With that said, the Lady fell silent. I spent five minutes in quiet contemplation before I opened my mouth to say something. At that exact moment, the car lurched to a stop. I hadn’t been paying attention to the momentum of the vehicle and the sudden deceleration surprised me.
“We have arrived,” the Lady said.
“The Brooklands isn’t anywhere near this close to Scotland Yard,” I said.
“No, it isn’t. However, it would hardly do for me to be seen in your company at a location so thoroughly connected to your falsified identities. Appearances must be maintained, of course.”
“Of course,” I said. I meant to inject the words with a heavy dose of sarcasm, but I managed only light sardonic humor. The Lady’s presence was intimidating, but her appearance threatened to lull me into a potentially dangerous stupefaction. Which, I assumed, was almost certainly the reason for her attire and body language.
“In keeping with that, it is important that you understand: David cannot risk being seen in connection with you at any other point, so long as you are engaged in London,” the Lady said. “Already, it is possible that he has risked too much, and if my operations in this area were more extensive, I would not have allowed him to involve himself in the first place.”
Allowed, instead of ordered? That implied the giant had taken it upon his own initiative to step in on my behalf, which did not fit with the image of the man I’d cobbled together from our two previous encounters.
I nodded at the Lady, while my mind continued to mull over that possible nugget of information. “No more get of jail free cards, then?”
“Nothing is free, Mister O’Brien,” the Lady said. “But, in answer to the question you meant to ask? No. Any additional encounters with the authorities must be resolved in whatever way is most expedient to you, your team, and your available resources. I leave the details up to you and yours. Unless I’m mistaken, they should be arriving shortly.”

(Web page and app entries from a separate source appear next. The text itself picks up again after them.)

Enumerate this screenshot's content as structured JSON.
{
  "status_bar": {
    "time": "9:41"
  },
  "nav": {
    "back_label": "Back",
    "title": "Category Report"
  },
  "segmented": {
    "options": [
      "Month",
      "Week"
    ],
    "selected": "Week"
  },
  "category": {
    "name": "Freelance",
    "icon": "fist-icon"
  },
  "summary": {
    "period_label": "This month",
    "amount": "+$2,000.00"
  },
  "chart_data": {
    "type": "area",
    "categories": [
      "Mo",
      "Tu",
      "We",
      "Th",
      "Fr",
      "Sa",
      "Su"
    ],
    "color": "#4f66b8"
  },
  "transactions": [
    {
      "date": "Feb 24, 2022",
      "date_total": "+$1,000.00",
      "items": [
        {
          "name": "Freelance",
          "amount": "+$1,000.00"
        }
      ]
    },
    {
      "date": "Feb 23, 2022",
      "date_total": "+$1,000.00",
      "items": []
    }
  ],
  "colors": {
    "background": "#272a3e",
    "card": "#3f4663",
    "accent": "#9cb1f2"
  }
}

“You’re just going to leave me? After all the trouble your personal jolly Green Giant went through to get me out of Scotland Yard?”
“I have no intention of allowing any of your associates to tail me,” the Lady said. “Although I suppose I should offer points for ambition.”
I bit down on my bottom lip, and said nothing for several seconds. The Lady made no move to indicate that I should leave the limo. Eventually, I took it upon myself to open the door and stepped out. We were in a particularly isolated portion of an unused parking garage. There were no cars that I could see or hear in the vicinity, but I didn’t doubt that she knew more about Sarah’s location than I did.
I turned to close the door, clutching the manila folder tight to my thigh. As soon as it clicked shut and locked, the car window rolled slowly down. The Lady gave me a serious look, those dangerous eyes glittering over the rim of her teacup. “I have invested a great deal into you, Mister O’Brien. See that I am not disappointed.”
The limo started to pull away and finally, my brain clicked over a question she’d alluded to, but never quite answered. “Wait! You said there’s a time constraint. Why? What changed?”
The car didn’t stop, but her voice floated back to me through the cracked window. “Your friends,” she said, “will be the death of you.”
I stared after her for a long while, watching as her limousine turned a corner and disappeared, mulling over what she might have meant by that cryptic farewell. Even after Sarah arrived in her mobile command center, even after Michel wrapped me in a warm embrace, I couldn’t shake the feeling that the Lady’s cold eyes and colder words hinted at some darker twist we’d yet to discover.